Published last summer and widely reviewed, Unraveled follows the globe-spanning life of a pair of jeans from the farms where their cotton is grown, to the global factories where they’re made, and finally, to their disposal, showcasing the intimate and enormous ways that the apparel industry is reshaping the world. “We can hear facts. But our psychology works with story,” says Bédat, a former lawyer, fashion entrepreneur (she founded the now-defunct brand Zady), and founder of the three-year-old New Standard Institute (NSI), a nonprofit dedicated to reforming the fashion industry.

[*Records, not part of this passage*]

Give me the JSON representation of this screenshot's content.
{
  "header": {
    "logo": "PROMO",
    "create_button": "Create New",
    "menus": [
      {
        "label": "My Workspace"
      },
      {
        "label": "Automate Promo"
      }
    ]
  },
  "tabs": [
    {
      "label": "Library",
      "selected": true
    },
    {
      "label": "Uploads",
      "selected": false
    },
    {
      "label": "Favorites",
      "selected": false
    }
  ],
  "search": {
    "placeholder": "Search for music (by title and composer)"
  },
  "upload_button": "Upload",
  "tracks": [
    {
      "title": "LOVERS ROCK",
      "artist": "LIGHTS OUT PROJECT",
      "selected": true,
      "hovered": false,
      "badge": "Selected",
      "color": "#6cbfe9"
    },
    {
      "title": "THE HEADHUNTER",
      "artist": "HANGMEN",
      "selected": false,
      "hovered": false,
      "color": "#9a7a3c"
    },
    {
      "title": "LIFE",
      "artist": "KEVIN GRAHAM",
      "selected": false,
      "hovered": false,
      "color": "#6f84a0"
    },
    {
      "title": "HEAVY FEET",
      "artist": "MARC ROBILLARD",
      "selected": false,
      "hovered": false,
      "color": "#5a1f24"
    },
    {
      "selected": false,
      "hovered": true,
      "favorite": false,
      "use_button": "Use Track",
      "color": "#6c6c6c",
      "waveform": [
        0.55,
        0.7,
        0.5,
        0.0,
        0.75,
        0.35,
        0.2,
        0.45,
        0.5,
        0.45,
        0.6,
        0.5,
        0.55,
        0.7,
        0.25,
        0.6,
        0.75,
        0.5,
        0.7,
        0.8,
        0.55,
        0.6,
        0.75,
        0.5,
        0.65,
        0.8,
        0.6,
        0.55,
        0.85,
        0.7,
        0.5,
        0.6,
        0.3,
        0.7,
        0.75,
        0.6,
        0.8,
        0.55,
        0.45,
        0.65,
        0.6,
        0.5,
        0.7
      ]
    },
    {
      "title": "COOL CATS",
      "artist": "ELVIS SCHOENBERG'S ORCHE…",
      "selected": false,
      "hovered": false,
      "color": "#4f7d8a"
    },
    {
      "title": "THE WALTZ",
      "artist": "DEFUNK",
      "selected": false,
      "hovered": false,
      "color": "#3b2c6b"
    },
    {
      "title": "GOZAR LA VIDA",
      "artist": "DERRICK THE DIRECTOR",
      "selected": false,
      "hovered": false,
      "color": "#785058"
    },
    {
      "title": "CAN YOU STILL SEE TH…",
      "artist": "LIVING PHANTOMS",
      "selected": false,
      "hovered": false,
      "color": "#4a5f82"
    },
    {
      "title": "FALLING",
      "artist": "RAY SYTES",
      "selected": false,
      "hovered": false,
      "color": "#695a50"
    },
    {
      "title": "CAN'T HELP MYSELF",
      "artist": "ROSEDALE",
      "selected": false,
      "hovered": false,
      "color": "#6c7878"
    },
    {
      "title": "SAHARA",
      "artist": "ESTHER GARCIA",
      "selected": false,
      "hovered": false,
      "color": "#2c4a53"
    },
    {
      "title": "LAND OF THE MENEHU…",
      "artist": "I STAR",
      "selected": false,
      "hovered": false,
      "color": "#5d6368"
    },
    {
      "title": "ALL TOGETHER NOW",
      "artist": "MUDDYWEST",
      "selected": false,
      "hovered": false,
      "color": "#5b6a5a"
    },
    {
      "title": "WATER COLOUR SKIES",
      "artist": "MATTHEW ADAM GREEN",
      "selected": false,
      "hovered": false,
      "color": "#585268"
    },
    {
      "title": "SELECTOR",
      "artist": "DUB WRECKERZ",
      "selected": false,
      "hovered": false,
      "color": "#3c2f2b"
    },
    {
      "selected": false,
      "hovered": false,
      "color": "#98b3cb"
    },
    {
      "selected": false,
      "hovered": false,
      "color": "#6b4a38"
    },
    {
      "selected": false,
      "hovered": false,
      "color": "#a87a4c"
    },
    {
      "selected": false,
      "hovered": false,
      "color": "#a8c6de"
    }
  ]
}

But she didn’t stop with the publication of Unraveled. In February, the NSI worked with a pair of New York State lawmakers to introduce the Fashion Sustainability and Social Accountability Act (or Fashion Act), which would compel footwear and apparel companies with more than $ 100 million in revenues to map at least half of their supply chains and disclose where their biggest social and environmental impacts are—and reduce their emissions to be in line with the Paris Agreement.
If passed when New York legislators meet again next year, the Fashion Act would catapult New York into leading the effort to bring much-needed accountability to the fashion industry. In the meantime, lawmakers from other states have reached out to NSI to explore how similar legislation might work in their states.
For Bédat, the book and the legislation go hand-in-hand: One illuminates the issue while the other mobilizes people to act. “We have been trained to see ourselves as consumers,” she notes. “But we are citizens: We are the ones who can change the laws.”